Revitalizing Colombia's dry tropical forest
Huila Department, Colombia
About the project:
Colombia's tropical dry forest ecosystem once covered 9 million hectares. Today, only 8% remains, according to the Alexander Von Humboldt Institute. Thousands of people and several endemic species call this unique ecosystem home. The need to conserve and restore the tropical dry forest in Colombia is urgent. Tropical dry forests are important carbon sinks, regulate the climate, protect the soil, and store and release water. As part of Initiative 20x20, Colombia has pledged to begin the restoration of 1 million hectares of degraded land, and this threatened natural area is the perfect place to start.

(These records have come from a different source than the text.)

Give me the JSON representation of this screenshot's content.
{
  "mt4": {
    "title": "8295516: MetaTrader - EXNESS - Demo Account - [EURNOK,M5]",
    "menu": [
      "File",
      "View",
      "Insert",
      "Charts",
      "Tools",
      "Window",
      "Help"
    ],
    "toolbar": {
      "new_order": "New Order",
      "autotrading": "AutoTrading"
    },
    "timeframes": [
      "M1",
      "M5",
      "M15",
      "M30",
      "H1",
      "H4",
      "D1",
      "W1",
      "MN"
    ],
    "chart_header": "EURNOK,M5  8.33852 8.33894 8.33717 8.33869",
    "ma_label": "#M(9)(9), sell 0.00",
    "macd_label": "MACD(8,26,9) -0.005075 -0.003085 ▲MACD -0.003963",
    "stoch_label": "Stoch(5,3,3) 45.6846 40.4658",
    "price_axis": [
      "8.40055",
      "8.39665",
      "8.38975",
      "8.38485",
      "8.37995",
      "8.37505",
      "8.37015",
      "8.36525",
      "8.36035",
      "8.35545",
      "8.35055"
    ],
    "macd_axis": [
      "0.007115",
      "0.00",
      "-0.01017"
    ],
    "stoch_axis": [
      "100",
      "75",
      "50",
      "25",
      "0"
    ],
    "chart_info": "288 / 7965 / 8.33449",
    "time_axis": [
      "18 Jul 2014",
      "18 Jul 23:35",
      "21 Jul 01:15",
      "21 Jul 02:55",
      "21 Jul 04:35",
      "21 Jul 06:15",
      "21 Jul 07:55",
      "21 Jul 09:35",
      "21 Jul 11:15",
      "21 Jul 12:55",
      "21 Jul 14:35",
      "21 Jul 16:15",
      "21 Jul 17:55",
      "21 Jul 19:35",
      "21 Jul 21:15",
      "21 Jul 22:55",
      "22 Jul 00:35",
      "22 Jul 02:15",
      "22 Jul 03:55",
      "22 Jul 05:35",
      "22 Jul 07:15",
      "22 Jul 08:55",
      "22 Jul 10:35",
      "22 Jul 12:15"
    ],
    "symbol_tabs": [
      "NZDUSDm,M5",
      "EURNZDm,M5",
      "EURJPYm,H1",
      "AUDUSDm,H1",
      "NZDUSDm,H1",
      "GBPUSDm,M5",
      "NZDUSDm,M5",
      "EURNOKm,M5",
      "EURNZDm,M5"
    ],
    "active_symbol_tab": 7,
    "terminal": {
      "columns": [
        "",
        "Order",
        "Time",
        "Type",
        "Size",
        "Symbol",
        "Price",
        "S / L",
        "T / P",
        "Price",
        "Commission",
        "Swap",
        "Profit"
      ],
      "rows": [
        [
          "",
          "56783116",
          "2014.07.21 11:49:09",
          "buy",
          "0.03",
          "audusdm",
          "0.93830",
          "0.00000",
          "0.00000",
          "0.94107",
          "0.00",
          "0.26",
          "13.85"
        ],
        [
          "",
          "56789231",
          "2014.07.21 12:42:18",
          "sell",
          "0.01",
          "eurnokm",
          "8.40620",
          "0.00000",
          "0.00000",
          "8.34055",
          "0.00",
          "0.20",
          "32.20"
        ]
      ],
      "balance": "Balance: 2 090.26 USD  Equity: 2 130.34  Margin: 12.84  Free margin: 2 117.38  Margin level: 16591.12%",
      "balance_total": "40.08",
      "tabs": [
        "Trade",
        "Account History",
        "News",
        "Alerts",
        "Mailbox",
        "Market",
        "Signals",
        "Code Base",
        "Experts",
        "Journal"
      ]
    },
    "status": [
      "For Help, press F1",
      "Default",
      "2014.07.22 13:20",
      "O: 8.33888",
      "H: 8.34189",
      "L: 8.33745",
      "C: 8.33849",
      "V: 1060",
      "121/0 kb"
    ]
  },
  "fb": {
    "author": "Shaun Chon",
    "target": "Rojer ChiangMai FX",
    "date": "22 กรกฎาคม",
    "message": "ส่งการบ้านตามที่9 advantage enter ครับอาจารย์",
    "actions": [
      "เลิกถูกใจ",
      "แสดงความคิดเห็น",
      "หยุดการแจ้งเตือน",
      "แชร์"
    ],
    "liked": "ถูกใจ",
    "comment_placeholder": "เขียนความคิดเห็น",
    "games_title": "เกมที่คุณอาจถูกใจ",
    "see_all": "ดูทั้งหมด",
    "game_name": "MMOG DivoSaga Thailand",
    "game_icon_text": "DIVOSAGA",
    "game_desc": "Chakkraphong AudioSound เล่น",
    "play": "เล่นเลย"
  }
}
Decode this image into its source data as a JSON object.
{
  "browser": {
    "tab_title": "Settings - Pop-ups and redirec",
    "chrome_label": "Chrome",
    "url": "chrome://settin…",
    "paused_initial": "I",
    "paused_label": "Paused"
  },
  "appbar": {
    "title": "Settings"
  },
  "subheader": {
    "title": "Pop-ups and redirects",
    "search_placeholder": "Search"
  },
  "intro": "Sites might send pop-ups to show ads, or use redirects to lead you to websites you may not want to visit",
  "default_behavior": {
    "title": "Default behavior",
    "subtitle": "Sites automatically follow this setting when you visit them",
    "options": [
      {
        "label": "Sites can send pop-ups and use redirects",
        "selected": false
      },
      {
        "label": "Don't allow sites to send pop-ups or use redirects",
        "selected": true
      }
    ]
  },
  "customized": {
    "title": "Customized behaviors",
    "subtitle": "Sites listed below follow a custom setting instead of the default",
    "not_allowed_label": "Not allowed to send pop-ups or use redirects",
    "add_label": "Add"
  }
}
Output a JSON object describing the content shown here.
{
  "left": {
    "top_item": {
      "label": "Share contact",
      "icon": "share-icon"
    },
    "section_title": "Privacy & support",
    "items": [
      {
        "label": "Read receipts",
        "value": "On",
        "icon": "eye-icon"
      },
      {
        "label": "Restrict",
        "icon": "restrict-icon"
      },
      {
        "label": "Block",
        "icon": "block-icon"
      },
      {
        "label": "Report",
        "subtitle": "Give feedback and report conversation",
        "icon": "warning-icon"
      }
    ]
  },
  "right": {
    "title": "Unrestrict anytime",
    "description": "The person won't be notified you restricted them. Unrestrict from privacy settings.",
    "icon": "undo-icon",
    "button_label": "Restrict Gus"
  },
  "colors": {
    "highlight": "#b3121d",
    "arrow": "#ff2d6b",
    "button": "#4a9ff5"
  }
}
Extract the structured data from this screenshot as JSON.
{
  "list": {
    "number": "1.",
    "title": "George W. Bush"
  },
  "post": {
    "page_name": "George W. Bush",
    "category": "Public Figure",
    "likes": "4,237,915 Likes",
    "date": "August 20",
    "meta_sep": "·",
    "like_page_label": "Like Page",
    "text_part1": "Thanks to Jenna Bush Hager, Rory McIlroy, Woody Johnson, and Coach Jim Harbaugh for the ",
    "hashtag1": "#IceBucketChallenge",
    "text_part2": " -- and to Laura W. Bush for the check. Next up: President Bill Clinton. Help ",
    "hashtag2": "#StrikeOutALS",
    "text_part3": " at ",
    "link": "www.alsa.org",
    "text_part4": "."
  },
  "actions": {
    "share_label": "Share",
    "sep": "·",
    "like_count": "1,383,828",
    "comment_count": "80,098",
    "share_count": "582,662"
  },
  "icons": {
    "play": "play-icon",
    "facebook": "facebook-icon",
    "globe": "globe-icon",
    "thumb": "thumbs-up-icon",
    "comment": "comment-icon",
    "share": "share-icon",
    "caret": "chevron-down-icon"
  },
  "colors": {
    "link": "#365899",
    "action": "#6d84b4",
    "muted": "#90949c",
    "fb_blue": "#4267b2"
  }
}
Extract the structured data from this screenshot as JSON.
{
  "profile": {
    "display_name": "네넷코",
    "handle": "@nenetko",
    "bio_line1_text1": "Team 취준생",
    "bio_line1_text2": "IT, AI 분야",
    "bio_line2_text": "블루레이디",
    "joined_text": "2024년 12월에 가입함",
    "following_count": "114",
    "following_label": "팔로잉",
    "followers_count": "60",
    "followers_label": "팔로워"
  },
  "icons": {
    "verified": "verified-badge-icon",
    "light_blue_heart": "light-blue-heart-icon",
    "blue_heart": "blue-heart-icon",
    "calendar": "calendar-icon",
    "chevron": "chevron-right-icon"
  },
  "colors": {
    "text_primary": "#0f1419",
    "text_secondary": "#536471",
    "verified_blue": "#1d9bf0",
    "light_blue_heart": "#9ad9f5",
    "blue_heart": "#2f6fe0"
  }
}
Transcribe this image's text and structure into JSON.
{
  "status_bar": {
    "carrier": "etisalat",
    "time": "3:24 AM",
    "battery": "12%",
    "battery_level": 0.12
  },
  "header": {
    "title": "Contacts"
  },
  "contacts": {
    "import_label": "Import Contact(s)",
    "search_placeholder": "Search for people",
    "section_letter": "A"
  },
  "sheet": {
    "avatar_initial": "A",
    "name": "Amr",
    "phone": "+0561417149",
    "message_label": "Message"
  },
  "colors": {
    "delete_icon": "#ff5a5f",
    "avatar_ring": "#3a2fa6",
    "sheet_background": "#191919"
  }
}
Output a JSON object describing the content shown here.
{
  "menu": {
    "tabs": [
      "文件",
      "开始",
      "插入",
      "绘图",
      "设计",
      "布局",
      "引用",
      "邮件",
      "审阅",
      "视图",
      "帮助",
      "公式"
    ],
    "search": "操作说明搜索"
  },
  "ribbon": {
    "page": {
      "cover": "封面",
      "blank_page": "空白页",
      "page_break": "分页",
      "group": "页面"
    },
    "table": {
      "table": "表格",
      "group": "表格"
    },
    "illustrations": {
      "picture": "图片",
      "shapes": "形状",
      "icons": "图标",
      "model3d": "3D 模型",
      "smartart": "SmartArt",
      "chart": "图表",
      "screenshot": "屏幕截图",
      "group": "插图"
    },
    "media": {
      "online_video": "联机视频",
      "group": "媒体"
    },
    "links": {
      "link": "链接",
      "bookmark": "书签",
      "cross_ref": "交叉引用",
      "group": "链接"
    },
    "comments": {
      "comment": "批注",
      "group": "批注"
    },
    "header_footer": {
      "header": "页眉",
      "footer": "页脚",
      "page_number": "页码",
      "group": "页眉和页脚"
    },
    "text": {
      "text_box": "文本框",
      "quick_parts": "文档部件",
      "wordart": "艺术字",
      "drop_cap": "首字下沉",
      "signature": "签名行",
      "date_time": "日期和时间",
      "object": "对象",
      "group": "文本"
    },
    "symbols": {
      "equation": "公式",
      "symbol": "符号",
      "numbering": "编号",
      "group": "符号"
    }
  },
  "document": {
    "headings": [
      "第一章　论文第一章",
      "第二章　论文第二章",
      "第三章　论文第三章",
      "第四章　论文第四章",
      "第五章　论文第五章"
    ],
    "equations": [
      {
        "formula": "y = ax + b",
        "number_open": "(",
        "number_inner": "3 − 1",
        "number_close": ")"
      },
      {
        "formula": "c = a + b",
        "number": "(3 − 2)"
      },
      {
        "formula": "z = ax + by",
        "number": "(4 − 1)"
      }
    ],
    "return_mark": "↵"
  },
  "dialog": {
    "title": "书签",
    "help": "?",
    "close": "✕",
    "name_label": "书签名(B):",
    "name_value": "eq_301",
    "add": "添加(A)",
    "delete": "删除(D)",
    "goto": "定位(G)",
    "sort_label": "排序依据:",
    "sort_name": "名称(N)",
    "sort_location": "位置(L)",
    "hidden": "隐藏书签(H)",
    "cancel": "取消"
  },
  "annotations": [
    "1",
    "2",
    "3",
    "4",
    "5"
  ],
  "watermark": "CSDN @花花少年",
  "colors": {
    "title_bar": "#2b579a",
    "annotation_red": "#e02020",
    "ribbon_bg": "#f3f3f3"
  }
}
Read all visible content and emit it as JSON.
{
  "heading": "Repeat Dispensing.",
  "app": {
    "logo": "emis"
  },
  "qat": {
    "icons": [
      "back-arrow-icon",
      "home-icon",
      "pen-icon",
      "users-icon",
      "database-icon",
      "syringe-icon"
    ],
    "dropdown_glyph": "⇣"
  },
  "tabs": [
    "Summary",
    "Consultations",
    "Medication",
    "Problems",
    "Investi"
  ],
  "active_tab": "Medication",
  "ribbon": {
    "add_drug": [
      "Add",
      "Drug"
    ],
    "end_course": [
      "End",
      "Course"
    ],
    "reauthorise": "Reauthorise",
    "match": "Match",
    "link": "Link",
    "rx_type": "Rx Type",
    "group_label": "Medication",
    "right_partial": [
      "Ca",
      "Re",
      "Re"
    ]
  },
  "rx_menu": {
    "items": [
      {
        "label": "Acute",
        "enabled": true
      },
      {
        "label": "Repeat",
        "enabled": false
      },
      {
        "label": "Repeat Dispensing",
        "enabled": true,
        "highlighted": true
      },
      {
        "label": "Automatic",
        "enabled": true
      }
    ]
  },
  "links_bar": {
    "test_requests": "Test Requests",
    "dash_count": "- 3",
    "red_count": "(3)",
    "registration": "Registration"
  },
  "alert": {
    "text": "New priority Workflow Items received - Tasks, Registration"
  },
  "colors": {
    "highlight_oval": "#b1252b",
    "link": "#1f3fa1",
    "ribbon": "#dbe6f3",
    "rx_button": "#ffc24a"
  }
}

In response, a consortium led by Fundación Natura launched the Pilot Plan for the Restoration of the Tropical Dry Forest in Colombia's Huila Department, the country's largest restoration project to date. Over 20 years, the partners, which include the energy company Enel Group, which operates the nearby El Quimbo hydroelectric dam, and Colombia's Natural National Parks department, aim to restore 11,079 hectares and invest US$ 19.3 million. Enel Group is funding the project to comply with the Environmental License that it was granted to build the El Quimbo dam.
Between 2014 and 2018, the partners formed a tropical dry forest research center, where they propagated more than 210,000 individuals of 62 species to restore the land. The team of over 200 employees takes the "ecological" part of ecological restoration seriously: They used 55 restoration different strategies to restore the first 142 hectares. Of the 52 native species planted, 6 are endangered or threatened. The team even discovered a new plant species, Pitcarnia huilensis bromeliad, breeding and planting 600 individuals.
By building and maintaining 365 perches, 150 palisades, 150 trellises, and 11 reservoirs, the team worked to bring rare and endangered animal species, like the yellow-crowned Amazon (Amazona ochrocephala) and the scarlet-fronted parakeet (Psittacara wagleri), back to this once-thriving ecosystem. Now, the team has moved to the second phase of the plant, restoring a further 550 hectares by 2021. And by 2024, they expect that more than 2,500 hectares will be restored.